* [How to complete this task]: The word "Pictures" marks the lines to keep; find each one in the data and copy it.

━━━━━ Records provided ━━━━━

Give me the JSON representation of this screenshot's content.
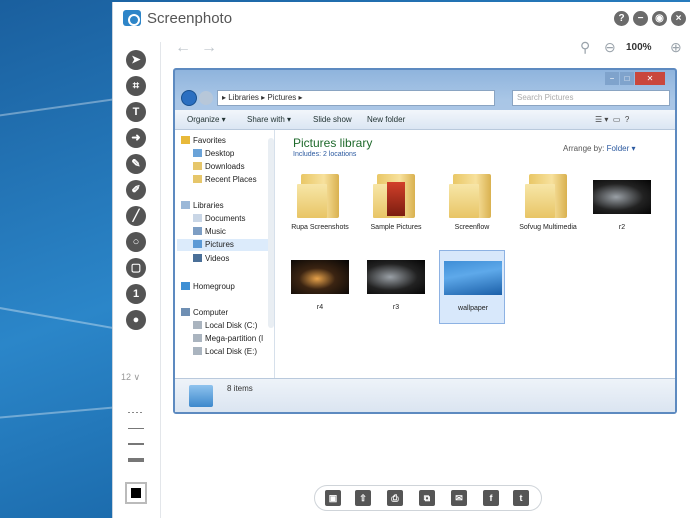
{
  "app": {
    "title": "Screenphoto",
    "window_buttons": [
      "?",
      "−",
      "◉",
      "×"
    ],
    "zoom": "100%",
    "brush_size": "12 ∨"
  },
  "captured_explorer": {
    "address": "▸ Libraries ▸ Pictures ▸",
    "search_placeholder": "Search Pictures",
    "commands": [
      "Organize ▾",
      "Share with ▾",
      "Slide show",
      "New folder"
    ],
    "nav": {
      "favorites": "Favorites",
      "favorites_items": [
        "Desktop",
        "Downloads",
        "Recent Places"
      ],
      "libraries": "Libraries",
      "libraries_items": [
        "Documents",
        "Music",
        "Pictures",
        "Videos"
      ],
      "homegroup": "Homegroup",
      "computer": "Computer",
      "computer_items": [
        "Local Disk (C:)",
        "Mega-partition (I",
        "Local Disk (E:)"
      ]
    },
    "library_title": "Pictures library",
    "library_subtitle": "Includes: 2 locations",
    "arrange_by": "Arrange by:",
    "arrange_value": "Folder ▾",
    "items": [
      {
        "label": "Rupa Screenshots",
        "kind": "folder"
      },
      {
        "label": "Sample Pictures",
        "kind": "folder-photo"
      },
      {
        "label": "Screenflow",
        "kind": "folder"
      },
      {
        "label": "Sofvug Multimedia",
        "kind": "folder"
      },
      {
        "label": "r2",
        "kind": "photo"
      },
      {
        "label": "r4",
        "kind": "photo"
      },
      {
        "label": "r3",
        "kind": "photo"
      },
      {
        "label": "wallpaper",
        "kind": "photo-blue"
      }
    ],
    "status": "8 items"
  }
}
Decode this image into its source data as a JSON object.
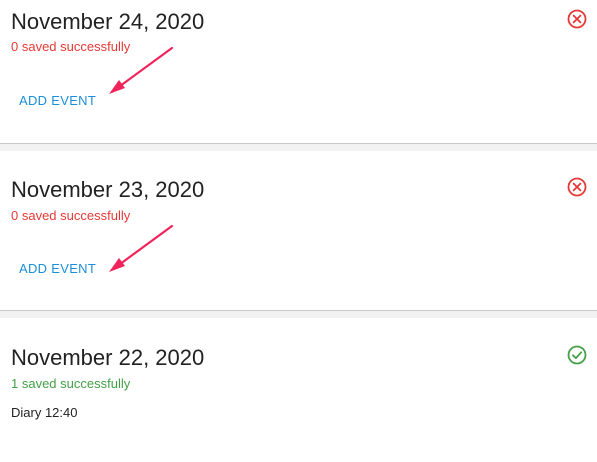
{
  "days": [
    {
      "date": "November 24, 2020",
      "status_text": "0 saved successfully",
      "status": "error",
      "status_icon": "x-circle-icon",
      "action_label": "ADD EVENT",
      "annotation": "red-arrow-pointing-to-add-event"
    },
    {
      "date": "November 23, 2020",
      "status_text": "0 saved successfully",
      "status": "error",
      "status_icon": "x-circle-icon",
      "action_label": "ADD EVENT",
      "annotation": "red-arrow-pointing-to-add-event"
    },
    {
      "date": "November 22, 2020",
      "status_text": "1 saved successfully",
      "status": "success",
      "status_icon": "check-circle-icon",
      "entries": [
        "Diary 12:40"
      ]
    }
  ],
  "colors": {
    "error": "#e53935",
    "success": "#43a047",
    "link": "#1a8fd8",
    "annotation_arrow": "#f0245b"
  }
}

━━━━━

* [Task response]:
    "address": "▸ Libraries ▸ Pictures ▸",
    "search_placeholder": "Search Pictures",
        "Pictures",
    "library_title": "Pictures library",
        "label": "Sample Pictures",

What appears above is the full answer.